About this task |
Among the entries below, find the lines with the word "File" and return them.
Segment Start: Data for analysis
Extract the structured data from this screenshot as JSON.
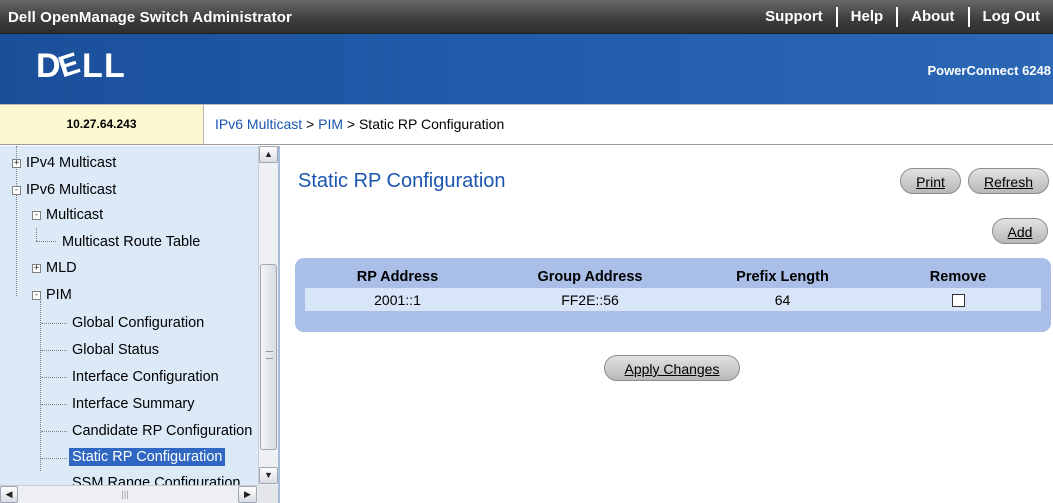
{
  "header": {
    "app_title": "Dell OpenManage Switch Administrator",
    "nav": [
      "Support",
      "Help",
      "About",
      "Log Out"
    ],
    "product": "PowerConnect 6248"
  },
  "logo_text": "DELL",
  "ip_address": "10.27.64.243",
  "breadcrumb": {
    "items": [
      "IPv6 Multicast",
      "PIM"
    ],
    "separator": ">",
    "current": "Static RP Configuration"
  },
  "tree": {
    "items": [
      {
        "label": "IPv4 Multicast",
        "expander": "+"
      },
      {
        "label": "IPv6 Multicast",
        "expander": "-"
      },
      {
        "label": "Multicast",
        "expander": "-"
      },
      {
        "label": "Multicast Route Table",
        "expander": ""
      },
      {
        "label": "MLD",
        "expander": "+"
      },
      {
        "label": "PIM",
        "expander": "-"
      },
      {
        "label": "Global Configuration",
        "expander": ""
      },
      {
        "label": "Global Status",
        "expander": ""
      },
      {
        "label": "Interface Configuration",
        "expander": ""
      },
      {
        "label": "Interface Summary",
        "expander": ""
      },
      {
        "label": "Candidate RP Configuration",
        "expander": ""
      },
      {
        "label": "Static RP Configuration",
        "expander": "",
        "selected": true
      },
      {
        "label": "SSM Range Configuration",
        "expander": ""
      }
    ]
  },
  "page": {
    "title": "Static RP Configuration",
    "buttons": {
      "print": "Print",
      "refresh": "Refresh",
      "add": "Add",
      "apply": "Apply Changes"
    }
  },
  "table": {
    "columns": [
      "RP Address",
      "Group Address",
      "Prefix Length",
      "Remove"
    ],
    "rows": [
      {
        "rp_address": "2001::1",
        "group_address": "FF2E::56",
        "prefix_length": "64",
        "remove": false
      }
    ]
  },
  "colors": {
    "banner": "#1f5aa8",
    "link": "#1a56b0",
    "tree_bg": "#dceaf8",
    "selected": "#2f67c2",
    "table_frame": "#a9bfe7"
  }
}
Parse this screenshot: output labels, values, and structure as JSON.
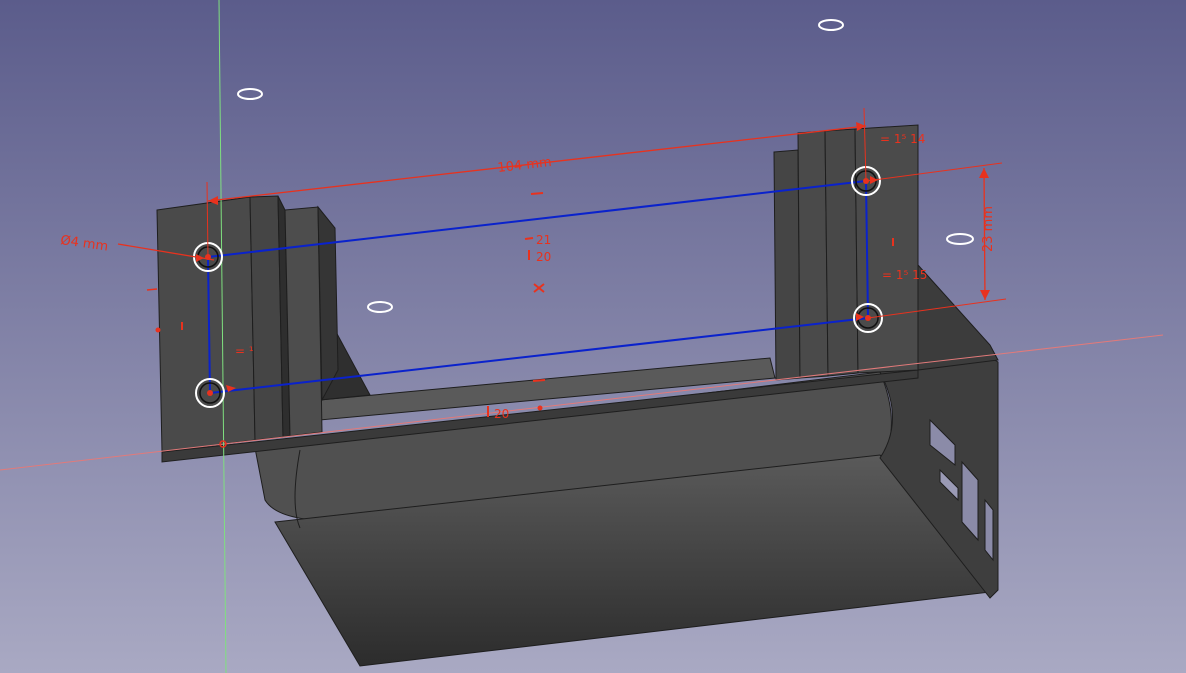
{
  "viewport": {
    "background_top": "#5b5c8b",
    "background_bottom": "#a9a9c3"
  },
  "colors": {
    "solid_face": "#474747",
    "solid_face_light": "#565656",
    "solid_dark": "#333333",
    "edge": "#1e1e1e",
    "sketch_line": "#0a22cc",
    "constraint": "#e8321e",
    "x_axis": "#e27a7a",
    "y_axis": "#7fe07f",
    "circle": "#ffffff"
  },
  "dimensions": {
    "width_label": "104 mm",
    "height_label": "23 mm",
    "diameter_label": "Ø4 mm"
  },
  "constraints": {
    "top_right_equal": "= 1⁵ 14",
    "right_equal": "= 1⁵ 15",
    "center_21": "21",
    "center_20": "20",
    "bottom_20": "20",
    "left_equal": "= ¹"
  },
  "icons": {
    "horizontal_constraint": "horizontal-constraint-icon",
    "vertical_constraint": "vertical-constraint-icon",
    "symmetry_constraint": "symmetry-constraint-icon"
  }
}
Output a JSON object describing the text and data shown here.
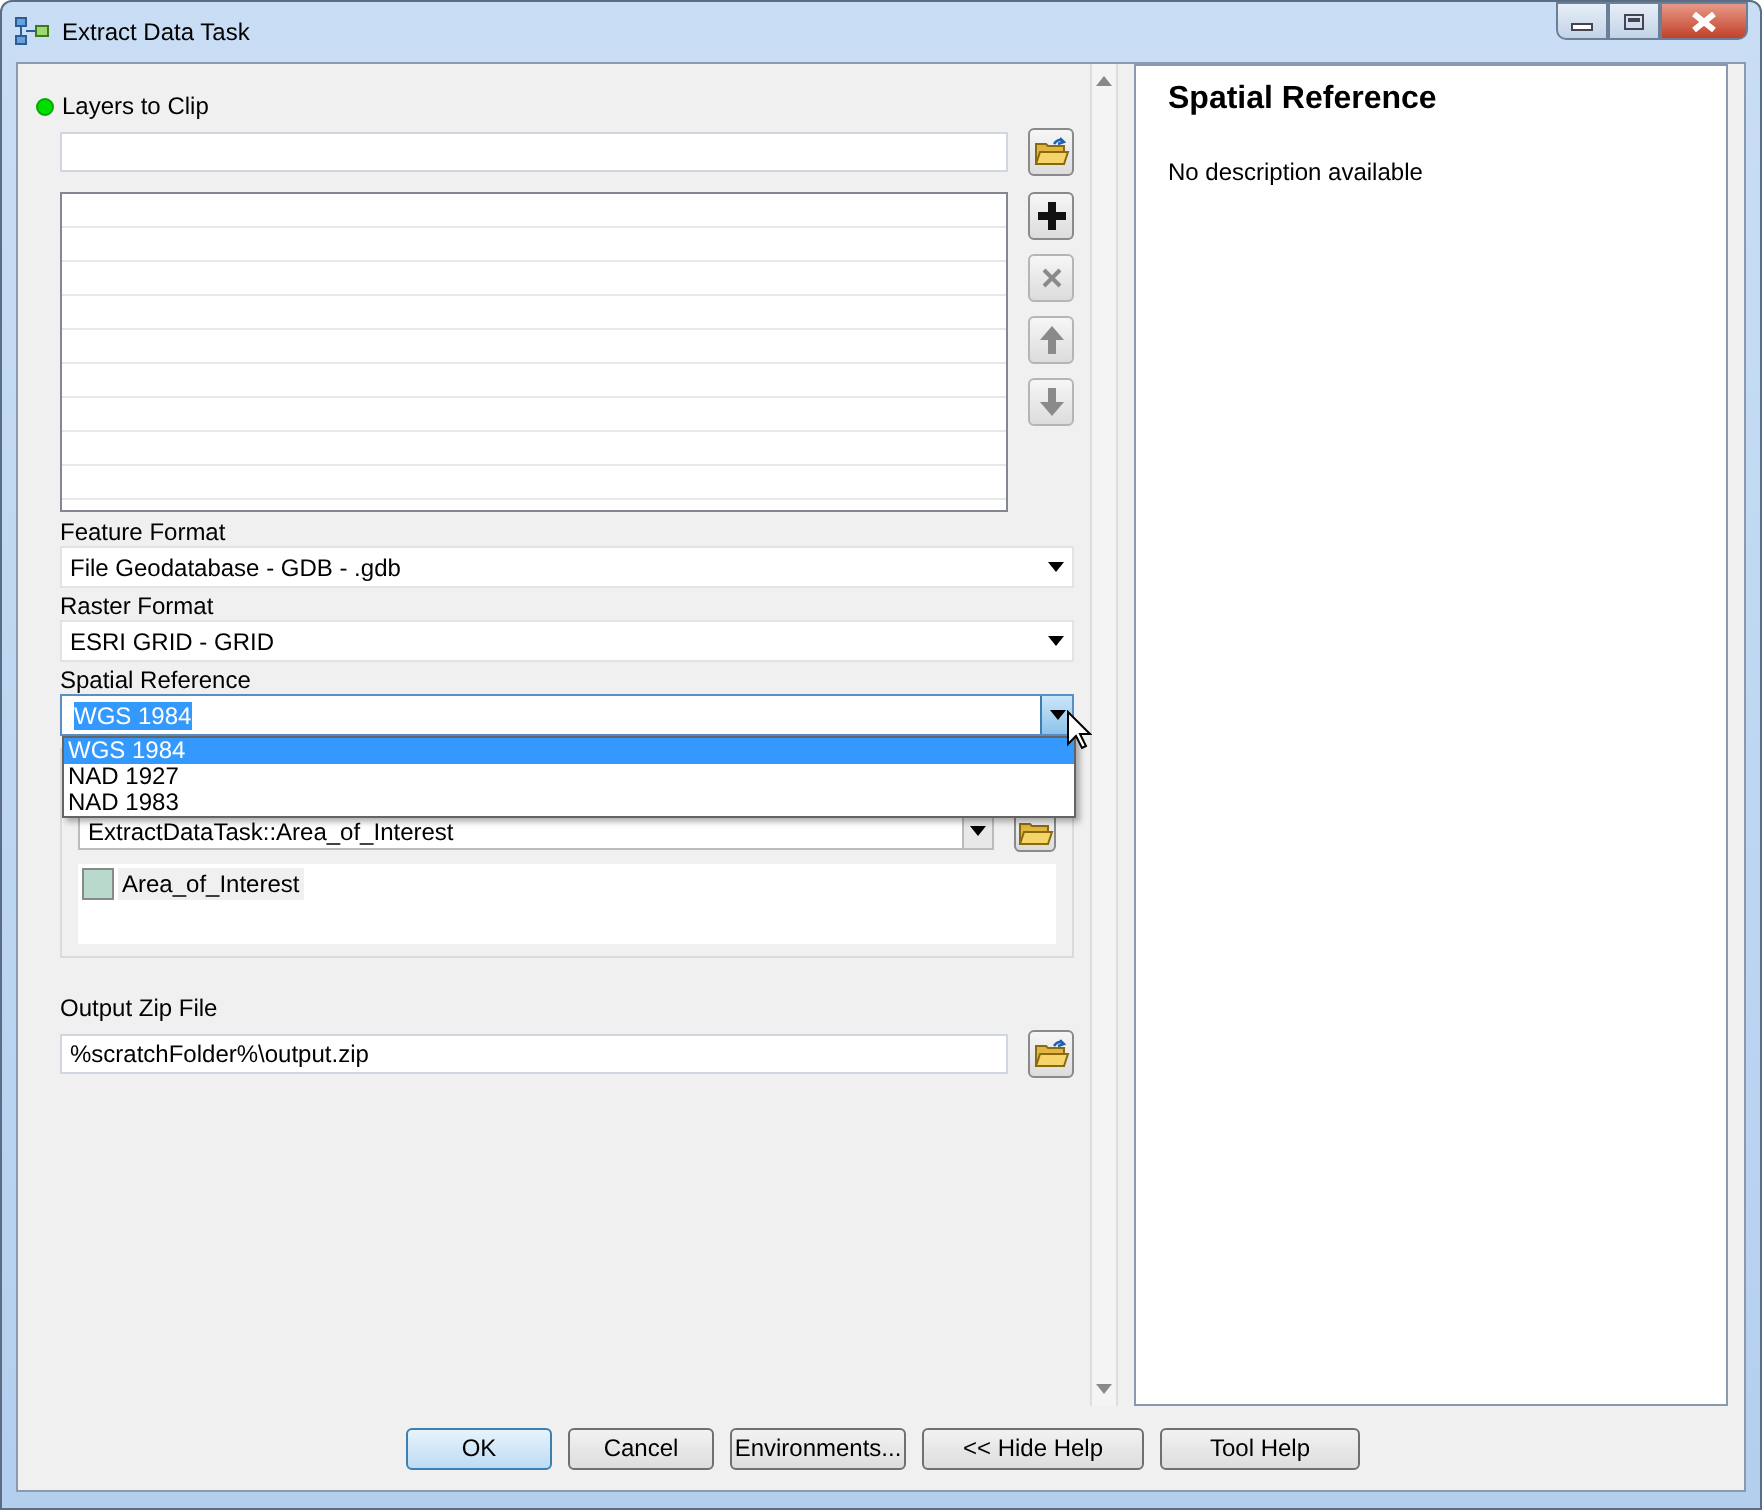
{
  "window": {
    "title": "Extract Data Task"
  },
  "layers_to_clip": {
    "label": "Layers to Clip",
    "required": true,
    "tools": [
      {
        "kind": "add",
        "disabled": false
      },
      {
        "kind": "remove",
        "disabled": true
      },
      {
        "kind": "up",
        "disabled": true
      },
      {
        "kind": "down",
        "disabled": true
      }
    ]
  },
  "feature_format": {
    "label": "Feature Format",
    "value": "File Geodatabase - GDB - .gdb"
  },
  "raster_format": {
    "label": "Raster Format",
    "value": "ESRI GRID - GRID"
  },
  "spatial_reference": {
    "label": "Spatial Reference",
    "value": "WGS 1984",
    "expanded": true,
    "options": [
      {
        "label": "WGS 1984",
        "selected": true
      },
      {
        "label": "NAD 1927",
        "selected": false
      },
      {
        "label": "NAD 1983",
        "selected": false
      }
    ]
  },
  "area_of_interest": {
    "value": "ExtractDataTask::Area_of_Interest",
    "items": [
      {
        "label": "Area_of_Interest",
        "color": "#b9d9cc"
      }
    ]
  },
  "output_zip": {
    "label": "Output Zip File",
    "value": "%scratchFolder%\\output.zip"
  },
  "help": {
    "title": "Spatial Reference",
    "text": "No description available"
  },
  "buttons": [
    {
      "label": "OK",
      "default": true
    },
    {
      "label": "Cancel",
      "default": false
    },
    {
      "label": "Environments...",
      "default": false
    },
    {
      "label": "<< Hide Help",
      "default": false
    },
    {
      "label": "Tool Help",
      "default": false
    }
  ]
}
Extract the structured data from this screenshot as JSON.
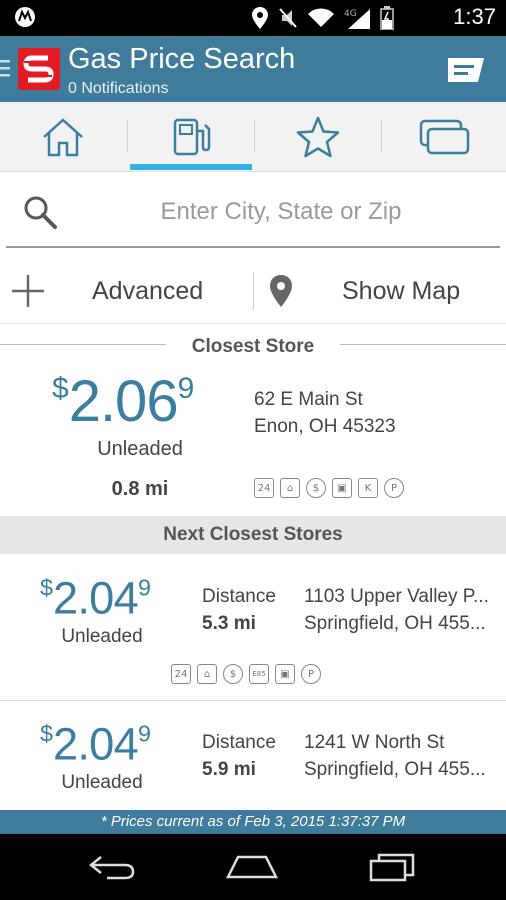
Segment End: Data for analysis
Reply |
    "value": "File Geodatabase - GDB - .gdb"
    "label": "Output Zip File",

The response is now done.